§ Aim of the exercise
Beginning with the first entry, set down each one exactly as shown.

**** Exercise materials

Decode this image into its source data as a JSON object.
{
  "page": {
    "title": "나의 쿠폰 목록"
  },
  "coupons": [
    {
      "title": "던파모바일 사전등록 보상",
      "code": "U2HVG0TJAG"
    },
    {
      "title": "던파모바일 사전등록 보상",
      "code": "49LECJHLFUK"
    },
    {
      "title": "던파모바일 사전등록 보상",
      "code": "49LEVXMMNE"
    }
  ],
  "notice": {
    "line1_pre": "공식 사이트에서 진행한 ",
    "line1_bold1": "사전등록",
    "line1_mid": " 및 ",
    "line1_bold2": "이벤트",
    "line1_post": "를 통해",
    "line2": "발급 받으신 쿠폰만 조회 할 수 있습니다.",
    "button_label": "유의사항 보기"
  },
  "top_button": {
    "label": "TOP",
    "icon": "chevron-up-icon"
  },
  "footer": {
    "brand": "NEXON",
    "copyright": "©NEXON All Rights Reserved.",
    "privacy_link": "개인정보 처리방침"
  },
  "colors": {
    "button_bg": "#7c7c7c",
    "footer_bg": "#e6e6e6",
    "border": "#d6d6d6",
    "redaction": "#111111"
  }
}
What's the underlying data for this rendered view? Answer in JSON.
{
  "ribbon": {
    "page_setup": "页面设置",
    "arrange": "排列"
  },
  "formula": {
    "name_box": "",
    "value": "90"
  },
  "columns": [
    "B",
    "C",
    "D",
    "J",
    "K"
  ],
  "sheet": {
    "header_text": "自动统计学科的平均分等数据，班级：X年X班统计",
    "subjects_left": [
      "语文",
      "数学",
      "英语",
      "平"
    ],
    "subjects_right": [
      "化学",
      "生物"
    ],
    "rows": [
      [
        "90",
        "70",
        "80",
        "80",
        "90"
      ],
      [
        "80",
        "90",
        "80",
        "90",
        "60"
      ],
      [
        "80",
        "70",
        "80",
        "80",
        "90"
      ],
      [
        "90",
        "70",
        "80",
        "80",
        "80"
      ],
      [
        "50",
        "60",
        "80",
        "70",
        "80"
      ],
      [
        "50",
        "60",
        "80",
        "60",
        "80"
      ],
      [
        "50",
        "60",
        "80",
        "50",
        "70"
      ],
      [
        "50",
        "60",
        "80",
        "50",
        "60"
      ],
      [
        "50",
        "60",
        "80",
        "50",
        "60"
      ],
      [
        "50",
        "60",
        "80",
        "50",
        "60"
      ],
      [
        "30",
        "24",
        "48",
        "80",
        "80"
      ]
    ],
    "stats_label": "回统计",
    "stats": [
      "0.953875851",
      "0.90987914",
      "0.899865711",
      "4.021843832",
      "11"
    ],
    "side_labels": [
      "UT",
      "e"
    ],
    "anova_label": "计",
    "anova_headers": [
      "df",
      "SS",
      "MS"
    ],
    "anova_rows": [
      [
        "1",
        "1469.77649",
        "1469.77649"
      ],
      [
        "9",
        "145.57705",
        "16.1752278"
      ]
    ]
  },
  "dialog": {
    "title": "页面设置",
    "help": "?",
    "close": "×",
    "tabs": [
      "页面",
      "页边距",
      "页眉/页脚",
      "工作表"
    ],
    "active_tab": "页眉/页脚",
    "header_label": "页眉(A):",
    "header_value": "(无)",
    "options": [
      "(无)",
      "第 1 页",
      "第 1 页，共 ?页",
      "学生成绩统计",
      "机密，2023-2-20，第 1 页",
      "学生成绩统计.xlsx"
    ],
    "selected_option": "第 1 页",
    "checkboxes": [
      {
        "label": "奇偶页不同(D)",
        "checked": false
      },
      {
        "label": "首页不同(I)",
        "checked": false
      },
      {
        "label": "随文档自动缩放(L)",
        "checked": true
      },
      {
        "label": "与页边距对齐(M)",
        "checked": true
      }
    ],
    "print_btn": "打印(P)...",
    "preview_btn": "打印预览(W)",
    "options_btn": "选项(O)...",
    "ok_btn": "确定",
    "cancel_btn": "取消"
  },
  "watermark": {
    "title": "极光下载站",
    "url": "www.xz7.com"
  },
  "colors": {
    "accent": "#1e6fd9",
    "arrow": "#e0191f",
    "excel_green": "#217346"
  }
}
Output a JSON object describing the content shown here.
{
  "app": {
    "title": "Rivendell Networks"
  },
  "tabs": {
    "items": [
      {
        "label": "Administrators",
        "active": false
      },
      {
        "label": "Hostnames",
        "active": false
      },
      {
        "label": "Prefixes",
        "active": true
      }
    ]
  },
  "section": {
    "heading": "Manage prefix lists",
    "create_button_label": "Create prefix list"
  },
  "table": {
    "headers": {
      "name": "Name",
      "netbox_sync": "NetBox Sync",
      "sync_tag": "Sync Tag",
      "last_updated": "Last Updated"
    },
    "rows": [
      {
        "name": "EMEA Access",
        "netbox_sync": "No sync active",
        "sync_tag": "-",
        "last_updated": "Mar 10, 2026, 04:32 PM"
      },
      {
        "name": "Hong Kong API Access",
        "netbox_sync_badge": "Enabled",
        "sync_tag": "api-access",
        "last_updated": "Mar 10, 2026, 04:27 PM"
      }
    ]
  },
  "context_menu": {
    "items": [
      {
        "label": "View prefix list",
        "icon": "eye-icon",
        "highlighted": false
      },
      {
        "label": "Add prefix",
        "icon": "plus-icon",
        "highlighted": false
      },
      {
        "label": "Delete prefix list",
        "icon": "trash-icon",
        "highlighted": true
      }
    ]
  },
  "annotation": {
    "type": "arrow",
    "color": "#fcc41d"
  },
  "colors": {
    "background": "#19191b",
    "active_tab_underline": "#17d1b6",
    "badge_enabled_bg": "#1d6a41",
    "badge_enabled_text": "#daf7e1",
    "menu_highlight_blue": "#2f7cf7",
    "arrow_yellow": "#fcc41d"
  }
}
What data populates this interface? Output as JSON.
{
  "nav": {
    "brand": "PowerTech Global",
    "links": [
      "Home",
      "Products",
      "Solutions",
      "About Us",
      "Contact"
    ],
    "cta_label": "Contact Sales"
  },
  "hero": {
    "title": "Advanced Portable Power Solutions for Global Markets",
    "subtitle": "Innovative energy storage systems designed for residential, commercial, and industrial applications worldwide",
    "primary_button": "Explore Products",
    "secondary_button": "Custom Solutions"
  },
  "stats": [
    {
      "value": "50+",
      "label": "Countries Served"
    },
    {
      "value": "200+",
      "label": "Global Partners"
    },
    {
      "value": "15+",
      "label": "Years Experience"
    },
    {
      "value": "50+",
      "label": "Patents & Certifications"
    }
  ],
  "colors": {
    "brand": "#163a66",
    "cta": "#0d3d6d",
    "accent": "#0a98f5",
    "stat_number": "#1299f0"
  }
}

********

§ Completed exercise
Decode this image into its source data as a JSON object.
{
  "page": {
    "title": "나의 쿠폰 목록"
  },
  "coupons": [
    {
      "title": "던파모바일 사전등록 보상",
      "code": "U2HVG0TJAG"
    },
    {
      "title": "던파모바일 사전등록 보상",
      "code": "49LECJHLFUK"
    },
    {
      "title": "던파모바일 사전등록 보상",
      "code": "49LEVXMMNE"
    }
  ],
  "notice": {
    "line1_pre": "공식 사이트에서 진행한 ",
    "line1_bold1": "사전등록",
    "line1_mid": " 및 ",
    "line1_bold2": "이벤트",
    "line1_post": "를 통해",
    "line2": "발급 받으신 쿠폰만 조회 할 수 있습니다.",
    "button_label": "유의사항 보기"
  },
  "top_button": {
    "label": "TOP",
    "icon": "chevron-up-icon"
  },
  "footer": {
    "brand": "NEXON",
    "copyright": "©NEXON All Rights Reserved.",
    "privacy_link": "개인정보 처리방침"
  },
  "colors": {
    "button_bg": "#7c7c7c",
    "footer_bg": "#e6e6e6",
    "border": "#d6d6d6",
    "redaction": "#111111"
  }
}
What's the underlying data for this rendered view? Answer in JSON.
{
  "ribbon": {
    "page_setup": "页面设置",
    "arrange": "排列"
  },
  "formula": {
    "name_box": "",
    "value": "90"
  },
  "columns": [
    "B",
    "C",
    "D",
    "J",
    "K"
  ],
  "sheet": {
    "header_text": "自动统计学科的平均分等数据，班级：X年X班统计",
    "subjects_left": [
      "语文",
      "数学",
      "英语",
      "平"
    ],
    "subjects_right": [
      "化学",
      "生物"
    ],
    "rows": [
      [
        "90",
        "70",
        "80",
        "80",
        "90"
      ],
      [
        "80",
        "90",
        "80",
        "90",
        "60"
      ],
      [
        "80",
        "70",
        "80",
        "80",
        "90"
      ],
      [
        "90",
        "70",
        "80",
        "80",
        "80"
      ],
      [
        "50",
        "60",
        "80",
        "70",
        "80"
      ],
      [
        "50",
        "60",
        "80",
        "60",
        "80"
      ],
      [
        "50",
        "60",
        "80",
        "50",
        "70"
      ],
      [
        "50",
        "60",
        "80",
        "50",
        "60"
      ],
      [
        "50",
        "60",
        "80",
        "50",
        "60"
      ],
      [
        "50",
        "60",
        "80",
        "50",
        "60"
      ],
      [
        "30",
        "24",
        "48",
        "80",
        "80"
      ]
    ],
    "stats_label": "回统计",
    "stats": [
      "0.953875851",
      "0.90987914",
      "0.899865711",
      "4.021843832",
      "11"
    ],
    "side_labels": [
      "UT",
      "e"
    ],
    "anova_label": "计",
    "anova_headers": [
      "df",
      "SS",
      "MS"
    ],
    "anova_rows": [
      [
        "1",
        "1469.77649",
        "1469.77649"
      ],
      [
        "9",
        "145.57705",
        "16.1752278"
      ]
    ]
  },
  "dialog": {
    "title": "页面设置",
    "help": "?",
    "close": "×",
    "tabs": [
      "页面",
      "页边距",
      "页眉/页脚",
      "工作表"
    ],
    "active_tab": "页眉/页脚",
    "header_label": "页眉(A):",
    "header_value": "(无)",
    "options": [
      "(无)",
      "第 1 页",
      "第 1 页，共 ?页",
      "学生成绩统计",
      "机密，2023-2-20，第 1 页",
      "学生成绩统计.xlsx"
    ],
    "selected_option": "第 1 页",
    "checkboxes": [
      {
        "label": "奇偶页不同(D)",
        "checked": false
      },
      {
        "label": "首页不同(I)",
        "checked": false
      },
      {
        "label": "随文档自动缩放(L)",
        "checked": true
      },
      {
        "label": "与页边距对齐(M)",
        "checked": true
      }
    ],
    "print_btn": "打印(P)...",
    "preview_btn": "打印预览(W)",
    "options_btn": "选项(O)...",
    "ok_btn": "确定",
    "cancel_btn": "取消"
  },
  "watermark": {
    "title": "极光下载站",
    "url": "www.xz7.com"
  },
  "colors": {
    "accent": "#1e6fd9",
    "arrow": "#e0191f",
    "excel_green": "#217346"
  }
}
Output a JSON object describing the content shown here.
{
  "app": {
    "title": "Rivendell Networks"
  },
  "tabs": {
    "items": [
      {
        "label": "Administrators",
        "active": false
      },
      {
        "label": "Hostnames",
        "active": false
      },
      {
        "label": "Prefixes",
        "active": true
      }
    ]
  },
  "section": {
    "heading": "Manage prefix lists",
    "create_button_label": "Create prefix list"
  },
  "table": {
    "headers": {
      "name": "Name",
      "netbox_sync": "NetBox Sync",
      "sync_tag": "Sync Tag",
      "last_updated": "Last Updated"
    },
    "rows": [
      {
        "name": "EMEA Access",
        "netbox_sync": "No sync active",
        "sync_tag": "-",
        "last_updated": "Mar 10, 2026, 04:32 PM"
      },
      {
        "name": "Hong Kong API Access",
        "netbox_sync_badge": "Enabled",
        "sync_tag": "api-access",
        "last_updated": "Mar 10, 2026, 04:27 PM"
      }
    ]
  },
  "context_menu": {
    "items": [
      {
        "label": "View prefix list",
        "icon": "eye-icon",
        "highlighted": false
      },
      {
        "label": "Add prefix",
        "icon": "plus-icon",
        "highlighted": false
      },
      {
        "label": "Delete prefix list",
        "icon": "trash-icon",
        "highlighted": true
      }
    ]
  },
  "annotation": {
    "type": "arrow",
    "color": "#fcc41d"
  },
  "colors": {
    "background": "#19191b",
    "active_tab_underline": "#17d1b6",
    "badge_enabled_bg": "#1d6a41",
    "badge_enabled_text": "#daf7e1",
    "menu_highlight_blue": "#2f7cf7",
    "arrow_yellow": "#fcc41d"
  }
}
What data populates this interface? Output as JSON.
{
  "nav": {
    "brand": "PowerTech Global",
    "links": [
      "Home",
      "Products",
      "Solutions",
      "About Us",
      "Contact"
    ],
    "cta_label": "Contact Sales"
  },
  "hero": {
    "title": "Advanced Portable Power Solutions for Global Markets",
    "subtitle": "Innovative energy storage systems designed for residential, commercial, and industrial applications worldwide",
    "primary_button": "Explore Products",
    "secondary_button": "Custom Solutions"
  },
  "stats": [
    {
      "value": "50+",
      "label": "Countries Served"
    },
    {
      "value": "200+",
      "label": "Global Partners"
    },
    {
      "value": "15+",
      "label": "Years Experience"
    },
    {
      "value": "50+",
      "label": "Patents & Certifications"
    }
  ],
  "colors": {
    "brand": "#163a66",
    "cta": "#0d3d6d",
    "accent": "#0a98f5",
    "stat_number": "#1299f0"
  }
}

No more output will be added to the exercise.